§ **RECORDED INFORMATION**:
▬▬▬

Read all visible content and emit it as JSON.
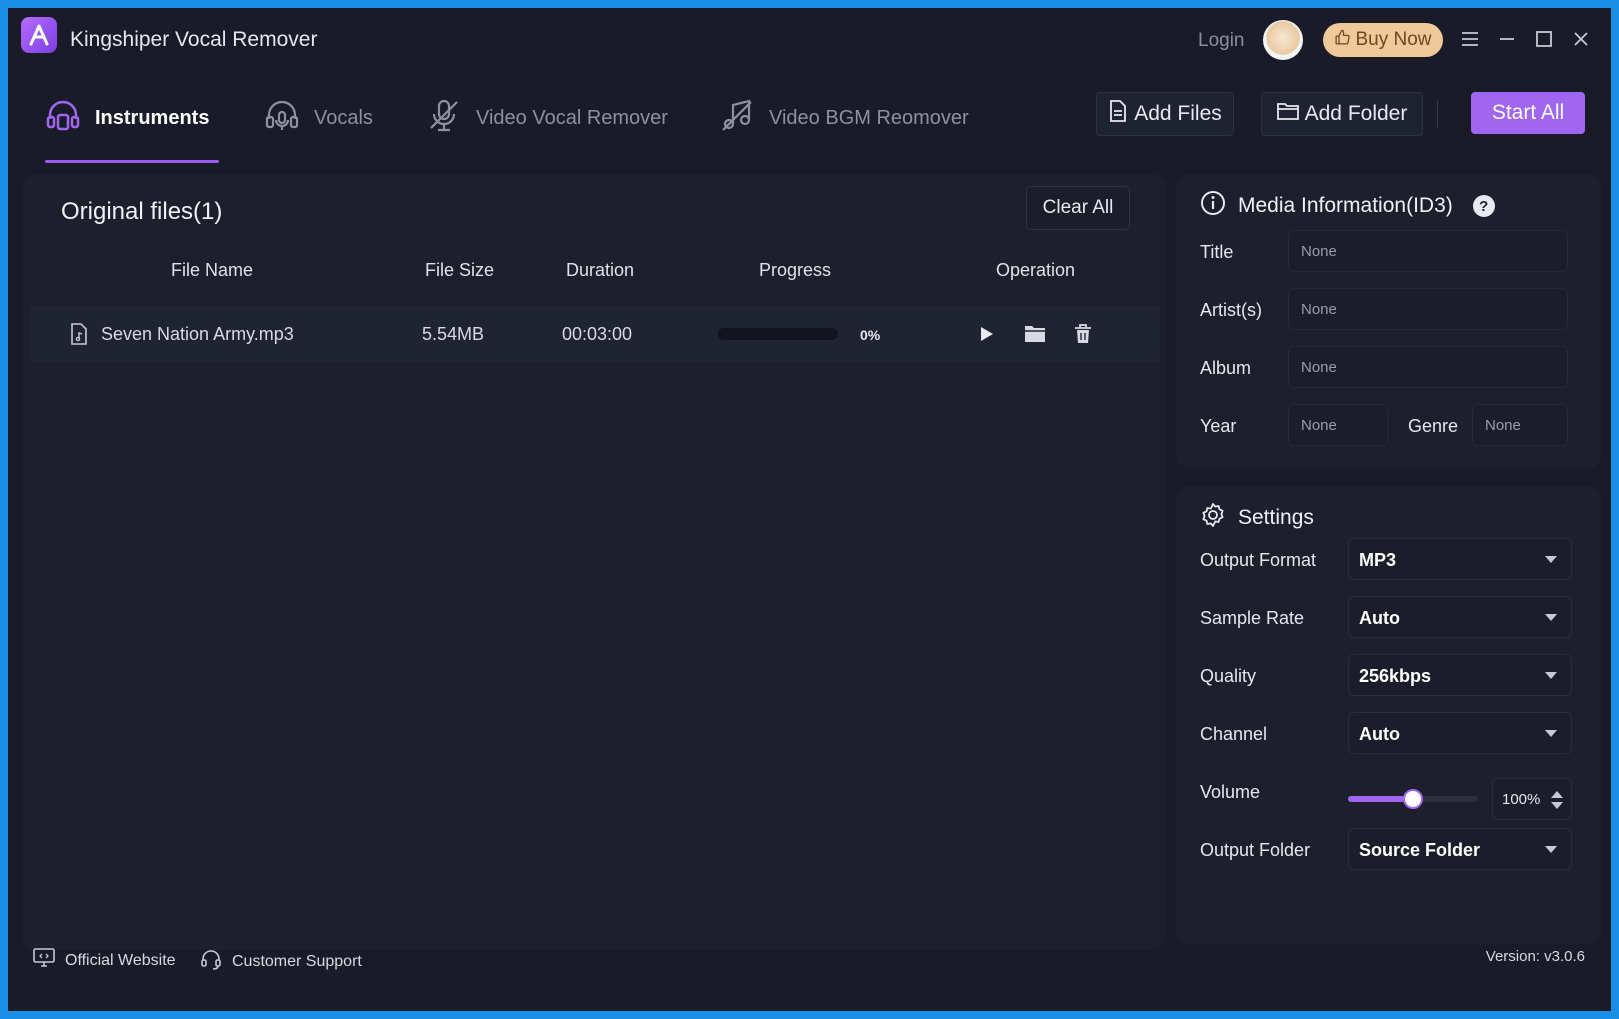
{
  "app": {
    "title": "Kingshiper Vocal Remover",
    "logo_icon": "app-logo-icon"
  },
  "titlebar": {
    "login": "Login",
    "buy_now": "Buy Now"
  },
  "tabs": [
    {
      "label": "Instruments",
      "icon": "headphones-icon",
      "active": true
    },
    {
      "label": "Vocals",
      "icon": "headphones-mic-icon",
      "active": false
    },
    {
      "label": "Video Vocal Remover",
      "icon": "mic-off-icon",
      "active": false
    },
    {
      "label": "Video BGM Reomover",
      "icon": "music-off-icon",
      "active": false
    }
  ],
  "toolbar": {
    "add_files": "Add Files",
    "add_folder": "Add Folder",
    "start_all": "Start All"
  },
  "files_panel": {
    "title": "Original files(1)",
    "clear_all": "Clear All",
    "columns": [
      "File Name",
      "File Size",
      "Duration",
      "Progress",
      "Operation"
    ],
    "rows": [
      {
        "file_name": "Seven Nation Army.mp3",
        "file_size": "5.54MB",
        "duration": "00:03:00",
        "progress": 0,
        "progress_label": "0%"
      }
    ]
  },
  "media_info": {
    "title": "Media Information(ID3)",
    "fields": {
      "title_label": "Title",
      "title_value": "None",
      "artist_label": "Artist(s)",
      "artist_value": "None",
      "album_label": "Album",
      "album_value": "None",
      "year_label": "Year",
      "year_value": "None",
      "genre_label": "Genre",
      "genre_value": "None"
    }
  },
  "settings": {
    "title": "Settings",
    "output_format_label": "Output Format",
    "output_format": "MP3",
    "sample_rate_label": "Sample Rate",
    "sample_rate": "Auto",
    "quality_label": "Quality",
    "quality": "256kbps",
    "channel_label": "Channel",
    "channel": "Auto",
    "volume_label": "Volume",
    "volume": 100,
    "volume_text": "100%",
    "volume_slider_fraction": 0.5,
    "output_folder_label": "Output Folder",
    "output_folder": "Source Folder"
  },
  "footer": {
    "official_website": "Official Website",
    "customer_support": "Customer Support",
    "version": "Version: v3.0.6"
  },
  "colors": {
    "accent": "#a066f0",
    "background": "#191b28",
    "panel": "#1d1f2d",
    "buy_now": "#f0c99a",
    "frame": "#1a8fe6"
  }
}
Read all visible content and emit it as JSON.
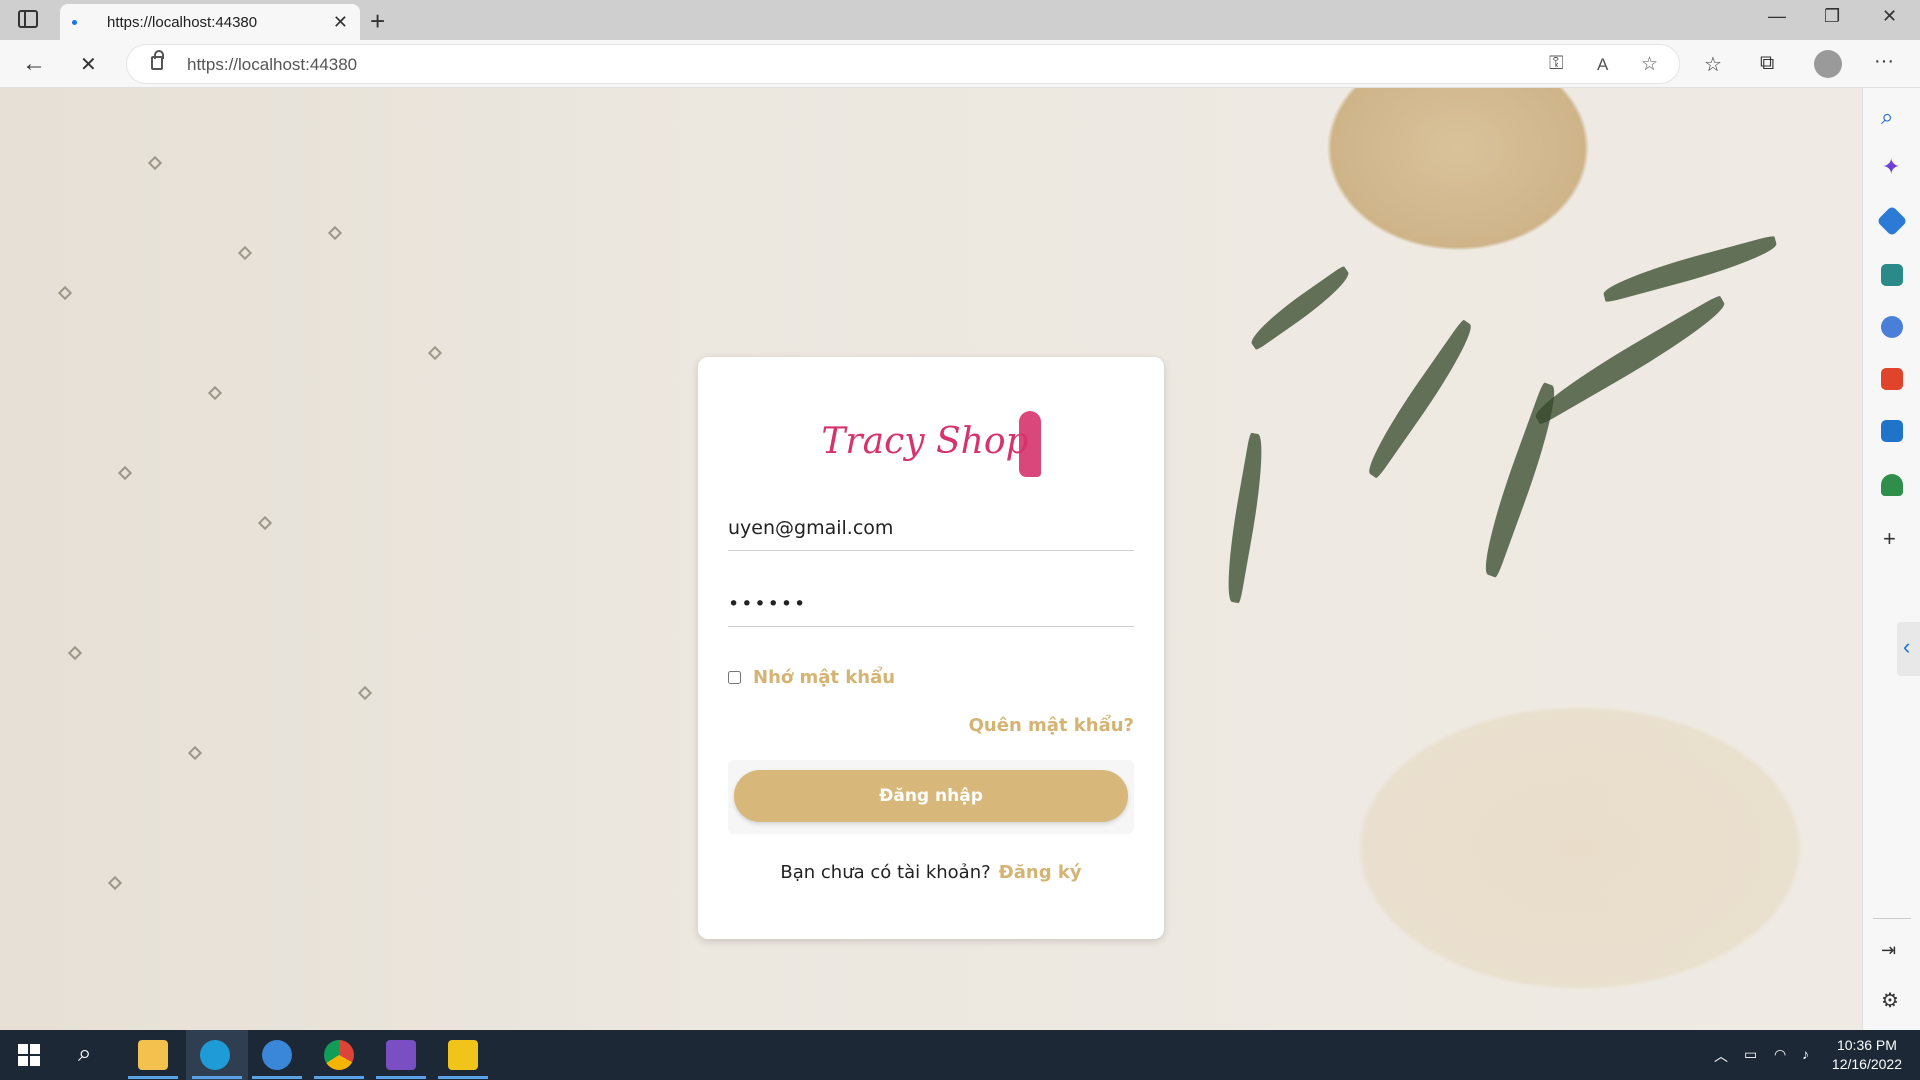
{
  "browser": {
    "tab_title": "https://localhost:44380",
    "new_tab_label": "+",
    "url": "https://localhost:44380",
    "minimize_label": "—",
    "maximize_label": "❐",
    "close_label": "✕",
    "tab_close_label": "✕",
    "back_label": "←",
    "stop_label": "✕",
    "more_label": "···"
  },
  "login": {
    "brand": "Tracy Shop",
    "email_value": "uyen@gmail.com",
    "password_value": "••••••",
    "remember_label": "Nhớ mật khẩu",
    "forgot_label": "Quên mật khẩu?",
    "login_button": "Đăng nhập",
    "no_account_text": "Bạn chưa có tài khoản?",
    "register_link": "Đăng ký"
  },
  "taskbar": {
    "time": "10:36 PM",
    "date": "12/16/2022"
  },
  "colors": {
    "accent": "#d7b87a",
    "brand": "#d6336c"
  }
}
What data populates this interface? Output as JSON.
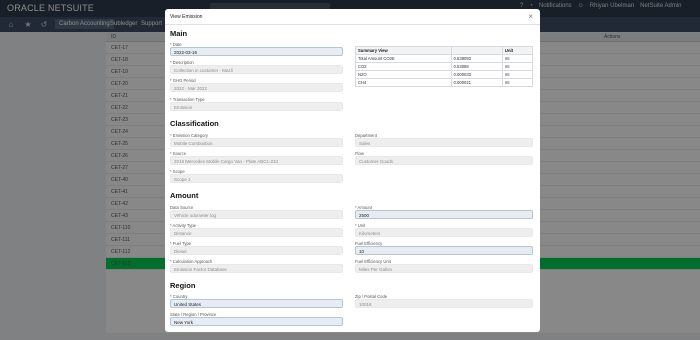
{
  "header": {
    "logo_main": "ORACLE NETSUITE",
    "notifications_label": "Notifications",
    "user_name": "Rhiyan Ubelman",
    "user_role": "NetSuite Admin"
  },
  "nav": {
    "items": [
      "Carbon Accounting",
      "Subledger",
      "Support"
    ]
  },
  "list": {
    "column": "ID",
    "actions_header": "Actions",
    "rows": [
      "CET-17",
      "CET-18",
      "CET-19",
      "CET-20",
      "CET-21",
      "CET-22",
      "CET-23",
      "CET-24",
      "CET-25",
      "CET-26",
      "CET-27",
      "CET-40",
      "CET-41",
      "CET-42",
      "CET-43",
      "CET-110",
      "CET-111",
      "CET-112",
      "CET-113"
    ]
  },
  "modal": {
    "title": "View Emission",
    "close_icon": "close-icon",
    "sections": {
      "main": "Main",
      "classification": "Classification",
      "amount": "Amount",
      "region": "Region"
    },
    "fields": {
      "date": {
        "label": "* Date",
        "value": "2022-03-16"
      },
      "description": {
        "label": "* Description",
        "value": "Collection in customer - Mazli"
      },
      "ghg_period": {
        "label": "* GHG Period",
        "value": "2022 - Mar 2022"
      },
      "transaction_type": {
        "label": "* Transaction Type",
        "value": "Emission"
      },
      "emission_category": {
        "label": "* Emission Category",
        "value": "Mobile Combustion"
      },
      "department": {
        "label": "Department",
        "value": "Sales"
      },
      "source": {
        "label": "* Source",
        "value": "2019 Mercedes Mobile Cargo Van - Plate ABC1-234"
      },
      "flow": {
        "label": "Flow",
        "value": "Customer Goods"
      },
      "scope": {
        "label": "* Scope",
        "value": "Scope 1"
      },
      "data_source": {
        "label": "Data Source",
        "value": "Vehicle odometer log"
      },
      "amount": {
        "label": "* Amount",
        "value": "2500"
      },
      "activity_type": {
        "label": "* Activity Type",
        "value": "Distance"
      },
      "unit": {
        "label": "* Unit",
        "value": "Kilometers"
      },
      "fuel_type": {
        "label": "* Fuel Type",
        "value": "Diesel"
      },
      "fuel_efficiency": {
        "label": "Fuel Efficiency",
        "value": "10"
      },
      "calculation_approach": {
        "label": "* Calculation Approach",
        "value": "Emission Factor Database"
      },
      "fuel_efficiency_unit": {
        "label": "Fuel Efficiency Unit",
        "value": "Miles Per Gallon"
      },
      "country": {
        "label": "* Country",
        "value": "United States"
      },
      "zip": {
        "label": "Zip / Postal Code",
        "value": "10016"
      },
      "state": {
        "label": "State / Region / Province",
        "value": "New York"
      }
    },
    "summary": {
      "headers": [
        "Summary View",
        "",
        "Unit"
      ],
      "rows": [
        {
          "name": "Total Amount CO2E",
          "value": "0.539093",
          "unit": "mt"
        },
        {
          "name": "CO2",
          "value": "0.53088",
          "unit": "mt"
        },
        {
          "name": "N2O",
          "value": "0.000033",
          "unit": "mt"
        },
        {
          "name": "CH4",
          "value": "0.000021",
          "unit": "mt"
        }
      ]
    }
  },
  "colors": {
    "topbar": "#2f3a4a",
    "navbar": "#3c4c63",
    "selected_row": "#00c853"
  }
}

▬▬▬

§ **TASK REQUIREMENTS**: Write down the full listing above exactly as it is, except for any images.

§ **TASK RESULT**:
Read all visible content and emit it as JSON.
{
  "app": {
    "title": "Kingshiper Vocal Remover",
    "logo_icon": "app-logo-icon"
  },
  "titlebar": {
    "login": "Login",
    "buy_now": "Buy Now"
  },
  "tabs": [
    {
      "label": "Instruments",
      "icon": "headphones-icon",
      "active": true
    },
    {
      "label": "Vocals",
      "icon": "headphones-mic-icon",
      "active": false
    },
    {
      "label": "Video Vocal Remover",
      "icon": "mic-off-icon",
      "active": false
    },
    {
      "label": "Video BGM Reomover",
      "icon": "music-off-icon",
      "active": false
    }
  ],
  "toolbar": {
    "add_files": "Add Files",
    "add_folder": "Add Folder",
    "start_all": "Start All"
  },
  "files_panel": {
    "title": "Original files(1)",
    "clear_all": "Clear All",
    "columns": [
      "File Name",
      "File Size",
      "Duration",
      "Progress",
      "Operation"
    ],
    "rows": [
      {
        "file_name": "Seven Nation Army.mp3",
        "file_size": "5.54MB",
        "duration": "00:03:00",
        "progress": 0,
        "progress_label": "0%"
      }
    ]
  },
  "media_info": {
    "title": "Media Information(ID3)",
    "fields": {
      "title_label": "Title",
      "title_value": "None",
      "artist_label": "Artist(s)",
      "artist_value": "None",
      "album_label": "Album",
      "album_value": "None",
      "year_label": "Year",
      "year_value": "None",
      "genre_label": "Genre",
      "genre_value": "None"
    }
  },
  "settings": {
    "title": "Settings",
    "output_format_label": "Output Format",
    "output_format": "MP3",
    "sample_rate_label": "Sample Rate",
    "sample_rate": "Auto",
    "quality_label": "Quality",
    "quality": "256kbps",
    "channel_label": "Channel",
    "channel": "Auto",
    "volume_label": "Volume",
    "volume": 100,
    "volume_text": "100%",
    "volume_slider_fraction": 0.5,
    "output_folder_label": "Output Folder",
    "output_folder": "Source Folder"
  },
  "footer": {
    "official_website": "Official Website",
    "customer_support": "Customer Support",
    "version": "Version: v3.0.6"
  },
  "colors": {
    "accent": "#a066f0",
    "background": "#191b28",
    "panel": "#1d1f2d",
    "buy_now": "#f0c99a",
    "frame": "#1a8fe6"
  }
}
Read all visible content and emit it as JSON.
{
  "browser": {
    "tab_title": "https://localhost:44380",
    "new_tab_label": "+",
    "url": "https://localhost:44380",
    "minimize_label": "—",
    "maximize_label": "❐",
    "close_label": "✕",
    "tab_close_label": "✕",
    "back_label": "←",
    "stop_label": "✕",
    "more_label": "···"
  },
  "login": {
    "brand": "Tracy Shop",
    "email_value": "uyen@gmail.com",
    "password_value": "••••••",
    "remember_label": "Nhớ mật khẩu",
    "forgot_label": "Quên mật khẩu?",
    "login_button": "Đăng nhập",
    "no_account_text": "Bạn chưa có tài khoản?",
    "register_link": "Đăng ký"
  },
  "taskbar": {
    "time": "10:36 PM",
    "date": "12/16/2022"
  },
  "colors": {
    "accent": "#d7b87a",
    "brand": "#d6336c"
  }
}
What data populates this interface? Output as JSON.
{
  "header": {
    "logo_main": "ORACLE NETSUITE",
    "notifications_label": "Notifications",
    "user_name": "Rhiyan Ubelman",
    "user_role": "NetSuite Admin"
  },
  "nav": {
    "items": [
      "Carbon Accounting",
      "Subledger",
      "Support"
    ]
  },
  "list": {
    "column": "ID",
    "actions_header": "Actions",
    "rows": [
      "CET-17",
      "CET-18",
      "CET-19",
      "CET-20",
      "CET-21",
      "CET-22",
      "CET-23",
      "CET-24",
      "CET-25",
      "CET-26",
      "CET-27",
      "CET-40",
      "CET-41",
      "CET-42",
      "CET-43",
      "CET-110",
      "CET-111",
      "CET-112",
      "CET-113"
    ]
  },
  "modal": {
    "title": "View Emission",
    "close_icon": "close-icon",
    "sections": {
      "main": "Main",
      "classification": "Classification",
      "amount": "Amount",
      "region": "Region"
    },
    "fields": {
      "date": {
        "label": "* Date",
        "value": "2022-03-16"
      },
      "description": {
        "label": "* Description",
        "value": "Collection in customer - Mazli"
      },
      "ghg_period": {
        "label": "* GHG Period",
        "value": "2022 - Mar 2022"
      },
      "transaction_type": {
        "label": "* Transaction Type",
        "value": "Emission"
      },
      "emission_category": {
        "label": "* Emission Category",
        "value": "Mobile Combustion"
      },
      "department": {
        "label": "Department",
        "value": "Sales"
      },
      "source": {
        "label": "* Source",
        "value": "2019 Mercedes Mobile Cargo Van - Plate ABC1-234"
      },
      "flow": {
        "label": "Flow",
        "value": "Customer Goods"
      },
      "scope": {
        "label": "* Scope",
        "value": "Scope 1"
      },
      "data_source": {
        "label": "Data Source",
        "value": "Vehicle odometer log"
      },
      "amount": {
        "label": "* Amount",
        "value": "2500"
      },
      "activity_type": {
        "label": "* Activity Type",
        "value": "Distance"
      },
      "unit": {
        "label": "* Unit",
        "value": "Kilometers"
      },
      "fuel_type": {
        "label": "* Fuel Type",
        "value": "Diesel"
      },
      "fuel_efficiency": {
        "label": "Fuel Efficiency",
        "value": "10"
      },
      "calculation_approach": {
        "label": "* Calculation Approach",
        "value": "Emission Factor Database"
      },
      "fuel_efficiency_unit": {
        "label": "Fuel Efficiency Unit",
        "value": "Miles Per Gallon"
      },
      "country": {
        "label": "* Country",
        "value": "United States"
      },
      "zip": {
        "label": "Zip / Postal Code",
        "value": "10016"
      },
      "state": {
        "label": "State / Region / Province",
        "value": "New York"
      }
    },
    "summary": {
      "headers": [
        "Summary View",
        "",
        "Unit"
      ],
      "rows": [
        {
          "name": "Total Amount CO2E",
          "value": "0.539093",
          "unit": "mt"
        },
        {
          "name": "CO2",
          "value": "0.53088",
          "unit": "mt"
        },
        {
          "name": "N2O",
          "value": "0.000033",
          "unit": "mt"
        },
        {
          "name": "CH4",
          "value": "0.000021",
          "unit": "mt"
        }
      ]
    }
  },
  "colors": {
    "topbar": "#2f3a4a",
    "navbar": "#3c4c63",
    "selected_row": "#00c853"
  }
}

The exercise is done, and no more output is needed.